Germany could deploy a missile warning system in space, military chiefs have revealed.
The defence ministry said a new space command would begin work in April involving almost 100 military personnel.
It said there were no plans to cut ties with Elon Musk’s SpaceX, but that a new German satellite was being studied.
Defence officials revealed their thinking on space in 40 pages of documents released to German MPs.
“Security in space has become a focal point for Germany and the armed forces,” they said.
“Russia and China are investing in technologies and capabilities with which they could threaten or damage military or civilian space systems, or limit Germany’s access to, use of and freedom of manoeuvre in space.”
Britain is still waiting on a first launch from its soil after delays to a mission backed by Sir Richard Branson.
Two satellites from French company Airbus crashed into the Atlantic Ocean after a failed launch from French Guiana last month.
Despite these setbacks, Europe’s space agency wants to make 2023 a landmark year with a first solo mission to Jupiter and the launch of a new-generation rocket.
Germany faces space threats
Only the US and Russia have missile warning systems in space. But Germany's armed forces are "concretely studying the possibility", the government said.
“The timeline for building such a capability is currently being investigated," it said in the military papers.
It comes amid a €100 billion ($106 billion) upgrade to Germany's military forces after Russia's invasion of Ukraine.
Addressing questions from MPs, the ministry would not be drawn on whether a provocation in space could trigger Nato’s Article 5 mutual defence clause.
The Nato treaty is mainly about the defence of allied territory on the ground, and a response to any space attack would depend on the facts at the time, officials said.
The new German space commando will have 91 personnel when it begins work in April and more than double in size by 2027.
It will answer to the head of the air force and follow Britain’s formation of a space command in 2021 and France’s in 2019.
Britain awaits first launch
A rocket made by Sir Richard Branson’s Virgin Orbit has been waiting for months to make the first space launch from British soil.
Planned for last summer, the launch slipped back to autumn and then into 2023. Virgin finally received the required safety permits on December 21.
The rocket is expected to take off from Cornwall, in south-west England, where rehearsals have taken place at an airport in Newquay.
Britain regards its long coastline and high-tech space sector as selling points in the commercial launch market.
Wales wants to be a space industry centre in its own right, hoping to attract jobs and rebuild its manufacturing sector.
One Welsh company, Space Forge, has a slot on the Virgin launch and plans to use the extreme conditions of space to make yet-undiscovered materials on its satellite.

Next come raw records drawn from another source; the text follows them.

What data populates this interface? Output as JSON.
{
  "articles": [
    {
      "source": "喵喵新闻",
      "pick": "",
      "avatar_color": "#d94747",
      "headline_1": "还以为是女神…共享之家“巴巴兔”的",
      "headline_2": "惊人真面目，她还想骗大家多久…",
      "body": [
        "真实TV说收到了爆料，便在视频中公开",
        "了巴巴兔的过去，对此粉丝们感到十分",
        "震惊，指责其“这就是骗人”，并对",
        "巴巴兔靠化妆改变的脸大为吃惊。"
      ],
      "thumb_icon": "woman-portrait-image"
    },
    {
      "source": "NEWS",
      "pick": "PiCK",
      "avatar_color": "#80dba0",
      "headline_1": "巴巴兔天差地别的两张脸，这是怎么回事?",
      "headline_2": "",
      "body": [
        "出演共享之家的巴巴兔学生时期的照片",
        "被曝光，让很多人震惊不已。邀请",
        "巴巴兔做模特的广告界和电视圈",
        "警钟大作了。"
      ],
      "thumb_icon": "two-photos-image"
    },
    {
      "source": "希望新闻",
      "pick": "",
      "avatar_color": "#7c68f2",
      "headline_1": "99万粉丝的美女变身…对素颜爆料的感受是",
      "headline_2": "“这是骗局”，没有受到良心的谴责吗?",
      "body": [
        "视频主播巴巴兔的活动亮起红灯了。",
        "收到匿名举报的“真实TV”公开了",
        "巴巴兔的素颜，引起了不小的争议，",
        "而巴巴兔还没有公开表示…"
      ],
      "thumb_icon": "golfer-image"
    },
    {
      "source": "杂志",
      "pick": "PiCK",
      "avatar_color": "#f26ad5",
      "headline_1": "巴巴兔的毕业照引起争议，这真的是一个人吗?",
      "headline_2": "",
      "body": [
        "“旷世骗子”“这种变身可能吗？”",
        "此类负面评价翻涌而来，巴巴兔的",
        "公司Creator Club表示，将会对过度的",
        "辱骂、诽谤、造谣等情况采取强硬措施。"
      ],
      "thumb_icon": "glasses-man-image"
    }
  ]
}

A pair of Earth satellites built by Airbus in Toulouse, France, were meant to join two others in orbit at the end of 2022, serving civilian and military clients.
It all went wrong when the launcher failed only minutes after blasting off from French Guiana, and the rocket and satellites were lost.
Airbus, which is part-owned by the French government, said it was a “challenging moment” for those who built the spacecraft.
Despite that setback, France plans to invest more than €3 billion ($3.2 billion) in space in the coming years, including in new European rockets.
The Guiana spaceport, on the South American mainland, will get a €900 million ($954.4 million) revamp to make it more environmentally friendly.
A French-Italian venture, Thales Alenia Space, meanwhile, is setting itself up as a rival to Wales’s Space Forge. It signed a contract last month to build what it calls the “first floating space factory".
Europe takes on Jupiter
The European Space Agency's first solo mission to Jupiter is due to launch in April, beginning a decade-long quest to explore the planet's moons.
The Jupiter Icy Moons Explorer, or Juice, is expected to reach the planet in 2031. After joint ventures with Nasa in the 1990s, it will be the first Jupiter mission run almost entirely by the ESA.
The spacecraft will explore the surfaces of Ganymede, Europa and Callisto and ask whether life could exist on Jupiter’s moons.
If all goes well, it will be the last time an Ariane 5 launcher blasts off from Europe’s spaceport in French Guiana, on the South American mainland.
By late 2023, it is hoped, the new Ariane 6 could be ready for launch after repeated delays pushed back a 2020 start date.
The ESA has been handed an increased budget of €4.8 billion ($5.1 billion) until 2027 as Europe tries to become less reliant on other spacefaring powers.
Russia has said it will withdraw from the International Space Station by 2024, while the crises in Ukraine and Afghanistan have made some in Europe nervous about their military reliance on the US.